There was a fanfare of excitement when it was announced recently that the Royal Academy had exceeded its crowdfunding target by £23,577 – Ai Weiwei’s Tree sculptures would now be coming to London as part of a forthcoming major retrospective of his work.

Thanks to 1319 backers on Kickstarter – and a brilliant and inspiring video presented by Stephen Fry – the RA had raised £123,577. Well done RA, and well done to all those who contributed towards more people seeing sculptures by, in Fry’s words, ‘one of the world’s most famous artists’, someone who reminds us of the role artists have as ‘social critics… with the right to be different and the right to not conform’.

This right to not follow social norms, to find a different way, is at the heart of the crowdfunding phenomenon. A counter-cultural movement that challenged the monolithic art institutions and establishment, crowdfunding first began to emerge in the UK back in 2011 with sites such as WeDidThis (of which I’m the co-founder) and WeFund bursting onto the scene.

These grass roots sites, set up in people’s bedrooms, were soon followed by the arrival of Kickstarter and Indiegogo which had already made their debut in the US.

Crowdfunding was envisaged as a way for unknown artists and creatives to realise their own visions and ideas with the help and momentum of a supportive crowd.

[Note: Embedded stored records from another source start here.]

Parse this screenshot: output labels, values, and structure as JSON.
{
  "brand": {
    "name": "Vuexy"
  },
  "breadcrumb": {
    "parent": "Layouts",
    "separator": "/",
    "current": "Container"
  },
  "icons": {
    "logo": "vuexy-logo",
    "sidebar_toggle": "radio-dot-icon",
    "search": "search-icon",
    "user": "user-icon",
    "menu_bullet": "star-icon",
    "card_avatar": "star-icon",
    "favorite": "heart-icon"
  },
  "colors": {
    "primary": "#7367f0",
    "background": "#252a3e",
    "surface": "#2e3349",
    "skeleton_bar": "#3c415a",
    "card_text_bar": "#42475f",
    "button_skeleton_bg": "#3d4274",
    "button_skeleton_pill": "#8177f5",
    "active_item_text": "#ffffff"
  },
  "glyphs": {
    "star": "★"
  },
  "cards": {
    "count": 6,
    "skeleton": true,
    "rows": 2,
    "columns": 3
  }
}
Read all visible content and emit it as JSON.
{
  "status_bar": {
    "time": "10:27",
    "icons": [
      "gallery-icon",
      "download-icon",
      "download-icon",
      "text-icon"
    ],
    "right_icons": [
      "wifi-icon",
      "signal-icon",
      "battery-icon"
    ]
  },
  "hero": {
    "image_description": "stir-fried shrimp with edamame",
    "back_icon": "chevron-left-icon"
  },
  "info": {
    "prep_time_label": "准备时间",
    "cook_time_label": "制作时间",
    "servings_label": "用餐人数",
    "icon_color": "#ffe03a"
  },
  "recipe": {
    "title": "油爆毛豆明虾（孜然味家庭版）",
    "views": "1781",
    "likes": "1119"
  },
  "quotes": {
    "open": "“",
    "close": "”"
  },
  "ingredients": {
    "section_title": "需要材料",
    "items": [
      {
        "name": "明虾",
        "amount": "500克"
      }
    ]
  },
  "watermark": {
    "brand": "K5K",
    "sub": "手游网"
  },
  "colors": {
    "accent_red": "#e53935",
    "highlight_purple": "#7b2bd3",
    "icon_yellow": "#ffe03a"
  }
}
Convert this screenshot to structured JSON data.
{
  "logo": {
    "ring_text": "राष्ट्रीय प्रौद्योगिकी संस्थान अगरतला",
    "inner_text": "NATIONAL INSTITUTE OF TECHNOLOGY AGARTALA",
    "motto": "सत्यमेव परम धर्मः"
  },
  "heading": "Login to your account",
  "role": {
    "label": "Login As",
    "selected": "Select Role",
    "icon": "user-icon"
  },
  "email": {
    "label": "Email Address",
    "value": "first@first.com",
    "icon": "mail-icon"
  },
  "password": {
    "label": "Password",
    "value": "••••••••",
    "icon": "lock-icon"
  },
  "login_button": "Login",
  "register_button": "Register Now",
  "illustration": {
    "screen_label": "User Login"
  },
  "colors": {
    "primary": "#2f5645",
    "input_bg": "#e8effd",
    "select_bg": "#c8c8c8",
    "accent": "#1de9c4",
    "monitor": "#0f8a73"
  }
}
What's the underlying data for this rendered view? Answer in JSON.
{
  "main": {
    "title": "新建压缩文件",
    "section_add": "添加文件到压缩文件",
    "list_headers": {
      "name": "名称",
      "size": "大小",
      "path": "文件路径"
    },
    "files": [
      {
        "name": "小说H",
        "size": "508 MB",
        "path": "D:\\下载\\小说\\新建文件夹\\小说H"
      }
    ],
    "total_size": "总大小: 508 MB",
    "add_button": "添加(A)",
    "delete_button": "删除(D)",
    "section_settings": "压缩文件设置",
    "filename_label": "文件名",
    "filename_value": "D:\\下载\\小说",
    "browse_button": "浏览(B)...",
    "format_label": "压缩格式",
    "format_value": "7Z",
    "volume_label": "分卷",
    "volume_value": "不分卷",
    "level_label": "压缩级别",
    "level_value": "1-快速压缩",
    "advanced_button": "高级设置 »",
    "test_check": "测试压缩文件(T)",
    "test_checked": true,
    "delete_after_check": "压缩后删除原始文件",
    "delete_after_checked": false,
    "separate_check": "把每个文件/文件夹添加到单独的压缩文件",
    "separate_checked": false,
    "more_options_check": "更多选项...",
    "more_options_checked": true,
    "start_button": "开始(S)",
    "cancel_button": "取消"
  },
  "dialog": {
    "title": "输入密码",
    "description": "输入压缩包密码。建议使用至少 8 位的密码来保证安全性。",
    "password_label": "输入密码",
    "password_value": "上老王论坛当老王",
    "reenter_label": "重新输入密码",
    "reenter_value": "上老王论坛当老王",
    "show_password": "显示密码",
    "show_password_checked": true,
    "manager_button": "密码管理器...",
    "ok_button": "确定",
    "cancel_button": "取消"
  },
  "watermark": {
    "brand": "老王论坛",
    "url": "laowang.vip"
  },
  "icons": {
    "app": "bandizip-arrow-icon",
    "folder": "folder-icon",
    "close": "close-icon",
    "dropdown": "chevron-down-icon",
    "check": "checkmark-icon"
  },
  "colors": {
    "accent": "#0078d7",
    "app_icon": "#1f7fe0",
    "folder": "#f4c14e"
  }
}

No longer did these individuals and emerging entrepreneurs have to align themselves with the establishment to get noticed – they were able to take risks, reach out to less traditional audiences, be different and ask questions that didn’t necessarily conform to the way things were usually done.

Crowdfunding in the UK was also, in part, a reaction to funding cuts. The government was slashing budgets and limiting opportunities for artists to source small grants to develop and make work.

At this time the funding landscape was bleak and an already over populated environment became untenable for most small, or even medium-sized organisations and collectives to get heard. This naturally resulted in a survival of the fittest mentality and even the more established institutions had to seek new methods to survive their precarious future.

It was these larger institutions which at this point were most sceptical of crowdfunding. Arguably they had the most to lose – the process felt exposing and organisations were afraid to be seen to fail if they didn’t reach their targets. They had become reliant on funding from the arts councils and other trusts and foundations.

New process for making

It is, then, exciting to see that at last the big institutions are coming round to this new way of doing things. Not only are they embracing crowdfunding but they are proving that it can be wildly successful. This is incredibly gratifying to see.

Yet crowdfunding was never intended solely as a funding solution.It was a new method or process for making work, a more sustainable model for artistic enterprises.

Crowdfunding is predominantly about the ‘crowd’ – it is about reaching new audiences, building relationships and opening up the creative process to allow people to have a part in it beyond the final exhibition or performance. It allows artists to be transparent and funders to participate in both the creation of work and the democratisation of what work gets made and seen.

Crowdfunding is at the core of every project I make as a filmmaker. It enables me to maintain creative autonomy and provides a structure to progress an idea from start to fruition. There is nothing more motivating than knowing you have a network of support in the form of individuals who are inspired and excited by the work you are proposing to create.


Being an artist can be isolating. There are long periods of time while you work alone to get a project off the ground – research and development can in some cases take years. The difference between crowdfunding and more traditional methods is that when you crowdfund you can’t go back and ask for more. Yet the most valuable thing that remains is the crowd; it’s these people that inspire you and motivate you.

There’s no doubt that Weiwei’s Tree sculptures coming to the Royal Academy is hugely exciting. Yet part of me wonders whether such a high-profile project would have been funded by someone, somewhere, whatever. Should crowdfunding campaigns instead strive to fundraise for more risky and experimental projects?

Let’s hope the values the crowdfunding movement was built upon are maintained and that large institutions look beyond the financial opportunities that crowdfunding offers. Maybe they too can use the crowdfunding model to create collaborations with their audiences and reach new, less traditional, networks.

Large institutions should see crowdfunding as an opportunity to commission art that takes real risks, asks questions and always makes space for people to be different.

More on

Bournemouth Fringe crowdfunder: artist Stuart Semple donates painting

Spacex announces first crowdfunded artist in residence

Here comes the sun: Olafur Eliasson creates solar powered smartphone charger

Use the crowdfunding tag for more stories




1 Comment